July 4, 2014

Methodists fail to respond to grassroots call for fossil fuel divestment

Birmingham, UK — Despite unprecedented pressure from local churches, the Methodist Conference failed to commit to end its investments in fossil fuels. It announced that it will review its policy, with no decision for at least 12 months. The Methodist Church has investments in fossil fuel companies worth £58 million [1].

Christian climate change charity Operation Noah welcomes the review of fossil fuel investments but like grassroots Methodists believes the Conference must move rapidly to divest from fossil fuels. This year’s Methodist Conference received six resolutions (“memorials”) about investments in fossil fuels from local Circuits or Districts, four of which called for divestment [2].

Mark Letcher, Vice-Chair of Operation Noah says, “Whilst I welcome the decision to review fossil fuel investments, I am disappointed that the Methodist Church has not decided to grasp the nettle and begin disinvesting from this sector, particularly coal, right away, despite strong calls from its own members.”

“Multimillion pound investments in companies determined to develop new reserves of coal, oil and gas are incompatible with policies to prevent uncontrolled global warming – facts that are recognised by a growing number of Churches in the UK and abroad,” Letcher adds.

Bill McKibben, co-founder of the international climate campaign 350.org and a Methodist, says, “I’m confident it’s only a matter of time before the Methodists are in the forefront of this campaign. But since Creation already groans under the weight of our carbon emissions, I hope this time is short indeed.”

The Methodists’ decision was announced at the Methodist Conference 2014 that took place in Birmingham from June 26 to July 3 [3]. While the Methodists fail to respond to the call for fossil fuel divestment, other religious institutions are active leaders tackling the climate crisis and protecting creation. Dozens of churches around the world, from Anglicans in New Zealand to Quakers in the United Kingdom, have divested their holdings. In the United States, the United Church of Christ and Unitarian Universalists have supported divestment at the national level.

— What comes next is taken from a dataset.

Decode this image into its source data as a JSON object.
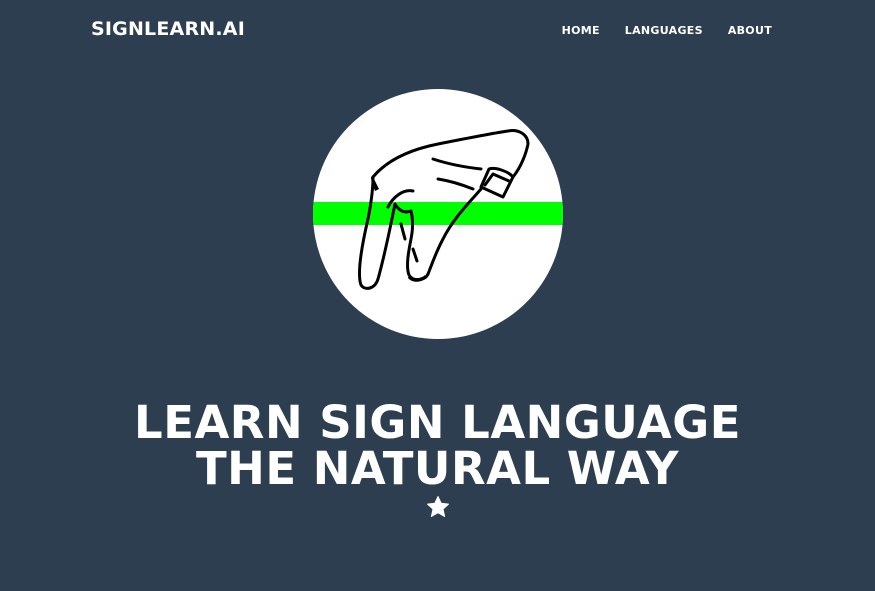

Christian leaders around the world are calling for churches to divest from fossil fuels. Archbishop Desmond Tutu has recently called for an “apartheid-style boycott” of the fossil fuel industry. [4] Top UN climate chief Christiana Figueres urged religious leaders to pull their investments out of fossil fuel companies, as well. [5]



Mark Letcher, Vice-Chair of Operation Noah, +44795 148 2804

Melanie Mattauch, Europe Communications Coordinator 350.org, [email protected], +49151 5812 0184


Operation Noah is an ecumenical Christian charity providing leadership, focus and inspiration in response to the growing threat of catastrophic climate change. It launched its divestment campaign Bright Now in September 2013.

[1] 2012 figures

[2] ‘Memorials’ (resolutions) to the Conference are the result of votes on the issue by local Circuits or Districts. The four memorials calling for disinvestment from fossil fuel companies were ‘declined’. Memorials on fossil fuel divestment were presented by the following Circuits:

– The West London Mission Circuit Meeting

– The Stratford and Evesham Circuit Meeting

– The Bradford North Circuit Meeting

– The Leicester (North) Circuit Meeting

– The Bristol District Synod

– The Lancashire District Synod

[3] The announcement was made by the Joint Advisory Committee on the Ethics of Investment (JACEI) on July 3 during the launch of its report “Fossil Fuels and the Future”. The Conference directed the JACEI to support the Central Finance Board in a review of investment policy and to report back in 2015.

[4] The Guardian: Desmond Tutu, “We need an apartheid-style boycott to save the planet”

[5] Christiana Figueres – St Paul’s Cathedral speech